There was a single oasis on the square, Garthright-Reed's Drugstore, on the south side of the square where it had stood for thirty years, stayed open until ten. Here was Pappy's ray of hope, his light in the window. It wasn't exactly a watering hole, but this friendly neighborhood drugstore offered something that bars couldn't: a lending library.
Of course, Pappy had his own magnificent library at Rowan Oak, a beautiful room, understated and elegant, Bookshelves lined two walls. He collected everybody from Shakespeare and Henry Fielding to Henry Miller and Dostoyevsky....
Having read all the books in his library, however, Faulkner resorted to Garthright-Reed's Drugstore "for something new to read." Pharmacist Mac Reed was a great admirer of Faulkner's writing, keeping copies of his out-of-print books for sale, "stacking them next to the cash register." Since Oxford had no bookstore, "Garthright-Reed's was the only place in town to purchase Faulkner first editions--signed when the author was in a good mood."
|Square at Oxford (Mississippi)|
In 1955 Reed's drugstore associate Gere Hopkins, who would later marry the best friend of Faulkner's daughter, installed a mostly paperback lending library in the drugstore. Recalls wells:
As soon as heard about the lending library, Pappy was there. The square was a ten-minute walk from Rowan Oak. He could puff his pipe and pretend that he was going someone besides Garthright-Reed's and be grateful that as long last there was somewhere to go in Oxford after nine at night. He could "drop in" at the drugstore and sort through the paperbacks, greet other regular lending-library patrons, and perhaps exchange an opinion on this mystery or that. Hopkins serenely presided over this burst of nocturnal activity. An avid reader and devoted fan of William Faulkner, he welcomed Pappy to the store night after night.
One day, however, one of the volumes from the lending library vanished! "The overdue book," writes Wells, "was Murder in Pastiche...by Marion Mainwaring."
Murder at Midyears. In the post I also mentioned how highly praised Mainwaring's second detective novel, the aforementioned Murder in Pastiche, had been by the United States's then premier crime fiction critic, Anthony Boucher.

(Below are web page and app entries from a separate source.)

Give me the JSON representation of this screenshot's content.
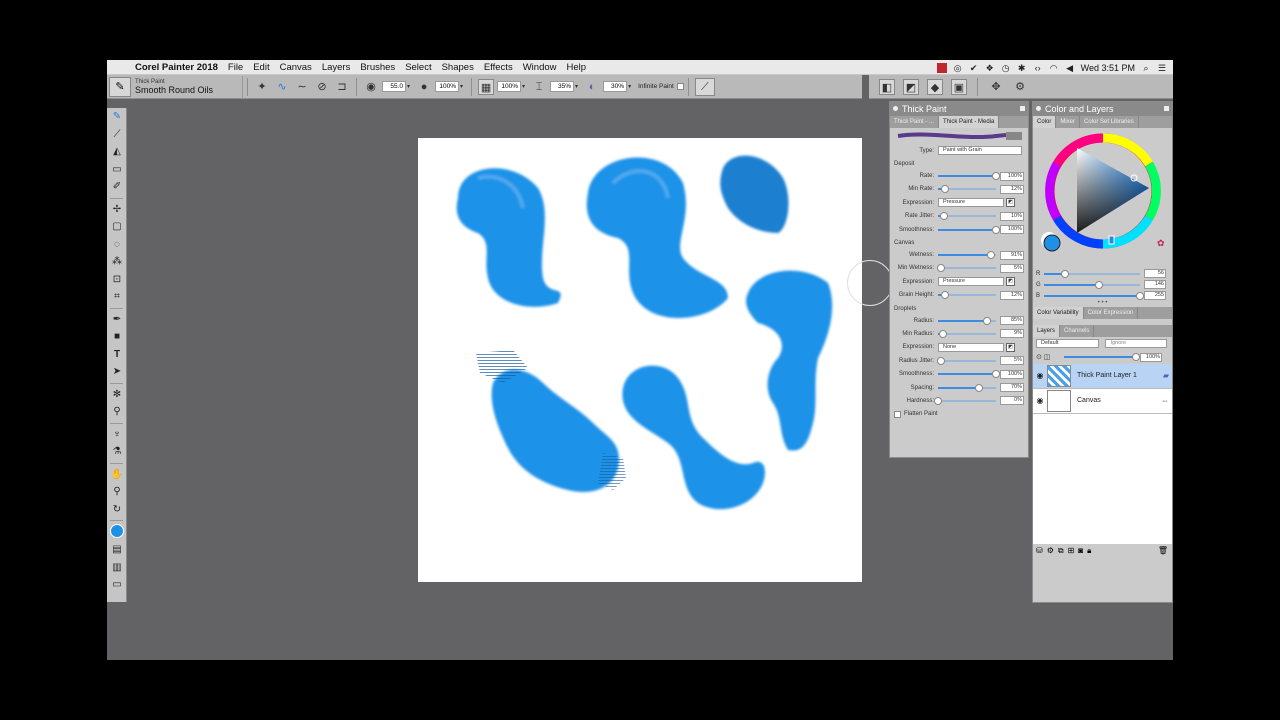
{
  "menubar": {
    "app_name": "Corel Painter 2018",
    "menus": [
      "File",
      "Edit",
      "Canvas",
      "Layers",
      "Brushes",
      "Select",
      "Shapes",
      "Effects",
      "Window",
      "Help"
    ],
    "clock": "Wed 3:51 PM"
  },
  "propbar": {
    "brush_category": "Thick Paint",
    "brush_variant": "Smooth Round Oils",
    "size": "55.0",
    "opacity": "100%",
    "resat": "100%",
    "bleed": "35%",
    "mix": "30%",
    "infinite_paint": "Infinite Paint"
  },
  "thick_paint_panel": {
    "title": "Thick Paint",
    "tabs": [
      "Thick Paint - ...",
      "Thick Paint - Media"
    ],
    "type_label": "Type:",
    "type_value": "Paint with Grain",
    "deposit": {
      "heading": "Deposit",
      "rows": [
        {
          "label": "Rate:",
          "value": "100%",
          "pct": 100
        },
        {
          "label": "Min Rate:",
          "value": "12%",
          "pct": 12
        },
        {
          "label": "Expression:",
          "select": "Pressure"
        },
        {
          "label": "Rate Jitter:",
          "value": "10%",
          "pct": 10
        },
        {
          "label": "Smoothness:",
          "value": "100%",
          "pct": 100
        }
      ]
    },
    "canvas": {
      "heading": "Canvas",
      "rows": [
        {
          "label": "Wetness:",
          "value": "91%",
          "pct": 91
        },
        {
          "label": "Min Wetness:",
          "value": "5%",
          "pct": 5
        },
        {
          "label": "Expression:",
          "select": "Pressure"
        },
        {
          "label": "Grain Height:",
          "value": "12%",
          "pct": 12
        }
      ]
    },
    "droplets": {
      "heading": "Droplets",
      "rows": [
        {
          "label": "Radius:",
          "value": "85%",
          "pct": 85
        },
        {
          "label": "Min Radius:",
          "value": "9%",
          "pct": 9
        },
        {
          "label": "Expression:",
          "select": "None"
        },
        {
          "label": "Radius Jitter:",
          "value": "5%",
          "pct": 5
        },
        {
          "label": "Smoothness:",
          "value": "100%",
          "pct": 100
        },
        {
          "label": "Spacing:",
          "value": "70%",
          "pct": 70
        },
        {
          "label": "Hardness:",
          "value": "0%",
          "pct": 0
        }
      ]
    },
    "flatten_label": "Flatten Paint"
  },
  "color_panel": {
    "title": "Color and Layers",
    "tabs": [
      "Color",
      "Mixer",
      "Color Set Libraries"
    ],
    "rgb": [
      {
        "label": "R",
        "value": "56",
        "pct": 22
      },
      {
        "label": "G",
        "value": "146",
        "pct": 57
      },
      {
        "label": "B",
        "value": "255",
        "pct": 100
      }
    ],
    "subtabs": [
      "Color Variability",
      "Color Expression"
    ],
    "layer_tabs": [
      "Layers",
      "Channels"
    ],
    "composite": "Default",
    "ignore": "Ignore",
    "opacity": "100%",
    "layers": [
      {
        "name": "Thick Paint Layer 1",
        "selected": true
      },
      {
        "name": "Canvas",
        "selected": false
      }
    ]
  },
  "colors": {
    "paint_blue": "#1e90e6",
    "workspace": "#636366"
  }
}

Boucher, it seems, was not the only fan of the book. Continues Wells:
After several weeks Hopkins went to Rowan Oak to pick up the book [Murder in Pastiche]. I don't know if he went out of his way to track down every overdue item. Maybe he was just caught up in the art of detection, or maybe he just wanted to visit with Pappy. When Aunt Estelle [Faulkner's wife] came to the door, Hopkins explained why he had come and she said, "Just a minute, I know right where Bill put that book." She gave it back to Hopkins and apologized for its being late. Hopkins thanked her and brought it back to the drugstore.
A mere week later, however, Hopkins
|William Faulkner at Rowan Oak|
After several weeks passed, and Pappy still had not returned the book, Hopkins faced a dilemma. Should he go back to Rowan Oak again, or should he wait and let the situation resolve itself? Discretion proved the better part of valor. Hopkins relinquished Murder in Pastiche to posterity. (I have a hunch that Pappy loaned the book to Nannie [his mother]. She would have been beside herself to get her hands on it after he mentioned it. And he would have.)
Years later Hopkins told Wells this anecdote at the annual Faulkner Conference at the University of Mississippi. "Not long afterward," Wells wryly reports, she and her husband "purchased a copy of the paperback and presented Murder in Pastiche to him with an apology for having "kept it" so long and, considering that the book was fifty years overdue, with a request for special consideration regarding late fees."
More on Faulkner and Square Books.
More coming soon on Murder in Pastiche!